Bob Marley and the Wailers – ‘The Capitol Session ’73’
In the fall of 1973, The Wailers were set up as the opening act for Sly and the Family Stone on a leg of the latter’s U.S. tour.
The pair of acts were meant to play together for 17 dates. What a gig, right? Two of the most seminal bands in the history of popular music, two of the most iconic frontmen ever. Yet the tour didn’t work out. After only five dates of playing in front of The Family Stone, The Wailers were dropped and not welcome at the other shows.
Why? Accounts differ. Some say Bob Marley, Peter Tosh, and Co. showed Sly and his group up, so were let go from the tour due to professional jealousy. But others who were around the gigs at the time aver that the real problem was that The Wailers simply tanked with the audiences and had to be dropped because they were a bummer at the concerts. This second argument seems a little hard to digest. Sure, the two bands played in different styles and maybe The Wailers’ reggae seemed an ill fit to be played before Sly’s unique fusion of funk, soul, and rock. But Marley and his band had developed over the years and were no longer strictly reggae only. Their album ‘Burnin”, released in October that year and very close to the ill-fated tour dates, has elements of funk and rock and roll in it. Why wouldn’t a Sly Stone fan want to hear Bob and the band play soulful anthems like ‘Stir it Up’ and ‘Get Up, Stand Up?’ Maybe Sly’s fans were just too hyped to hear The Family Stone’s own songs, like ‘If You Want Me to Stay’ from their most recent album ‘Fresh’, to care about The Wailers. Whatever the real reason was that this dream pairing didn’t work out, The Wailers lost a golden opportunity to make a breakthrough with American fans.

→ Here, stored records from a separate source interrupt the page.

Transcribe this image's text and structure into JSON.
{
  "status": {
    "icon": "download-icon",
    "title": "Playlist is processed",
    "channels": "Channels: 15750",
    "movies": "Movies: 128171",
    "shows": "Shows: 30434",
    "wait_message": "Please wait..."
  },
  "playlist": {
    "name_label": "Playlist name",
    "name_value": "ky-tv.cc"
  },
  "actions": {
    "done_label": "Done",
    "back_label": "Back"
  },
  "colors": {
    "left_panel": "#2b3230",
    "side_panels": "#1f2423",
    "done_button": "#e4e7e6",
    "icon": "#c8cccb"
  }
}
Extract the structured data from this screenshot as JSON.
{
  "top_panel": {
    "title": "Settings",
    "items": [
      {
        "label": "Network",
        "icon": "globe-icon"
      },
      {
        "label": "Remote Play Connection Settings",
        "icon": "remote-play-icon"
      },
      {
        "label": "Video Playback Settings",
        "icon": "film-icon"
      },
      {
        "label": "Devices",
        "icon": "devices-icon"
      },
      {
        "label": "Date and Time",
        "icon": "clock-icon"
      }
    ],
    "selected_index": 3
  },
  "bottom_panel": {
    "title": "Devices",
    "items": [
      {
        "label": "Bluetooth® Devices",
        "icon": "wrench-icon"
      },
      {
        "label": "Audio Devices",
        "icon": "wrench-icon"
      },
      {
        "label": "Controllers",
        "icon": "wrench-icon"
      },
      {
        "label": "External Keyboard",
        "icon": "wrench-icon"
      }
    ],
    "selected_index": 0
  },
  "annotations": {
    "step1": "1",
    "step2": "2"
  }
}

At loose ends yet undeterred, The Wailers went to Capitol Records Tower in Hollywood and performed a set of their music to a closed-door audience. This was on October 24, five days after the release of ‘Burnin”. Big name record producer Denny Cordell filmed the proceedings. Band gear was set up, four film cameras were put in place, and The Wailers launched into an hour-long set. Captured on film in the moment, the footage has yet to be properly and fully released until now. On September 3, Tuff Gong/Mercury Studios will unearth the set in a variety of vinyl/DVD/CD/digital editions.
The 12 selections the band played for Cordell and a few others were mostly pulled from ‘Burnin” and its predecessor, ‘Catch a Fire’. Although they weren’t in front of a proper audience, Marley and friends put on a spirited show. Maybe they felt they had something to prove as a live act, after getting booted from the Sly Stone tour. Marley is all over the place, often playing guitar and singing, but sometimes just dancing around, playing percussion instruments, etc. Tosh can be seen coolly playing guitar parts and taking a few of the lead vocals. Joe Higgs, filling in for Bunny Wailer who was on his way out of the act, holds down the beat. The Barrett brothers Aston and Carlton ably handle bass and additional percussion duties, respectively, while Earl Lindo manages the organ.
The sound quality is superb and the band is tight as could be. When you see Marley jumping around while Tosh sings ‘You Can’t Blame the Youth’, when you hear Lindo’s fat organ notes, when you see and hear how easily and fluidly they transition from rocksteady grooves to more amped up playing, when you take in these intimate live versions of ‘Catch a Fire’ and ‘Burnin” keepers like ‘Stop That Train’, ‘Kinky Reggae’, and ‘Stir It Up’ … it’s just hard to understand how any members of Sly and The Family Stone’s audience could have found them wanting.
Visually, the footage is a pleasure to view, thanks to some cool experimental shots captured by Cordell and his crew. While Marley and the Wailers fans who’re vinyl enthusiasts will want to own this on wax, it’s highly recommended that such enthusiasts also get a hold of the DVD so they can watch the band run though this exceptional set of songs. The only quibble this fan of the band can think of to mention is that the show didn’t include ‘I Shot the Sheriff’ from the new album.
Bob Marley and the Wailers – The Capitol Session ‘73 Tuff | Gong/Mercury Studios 2021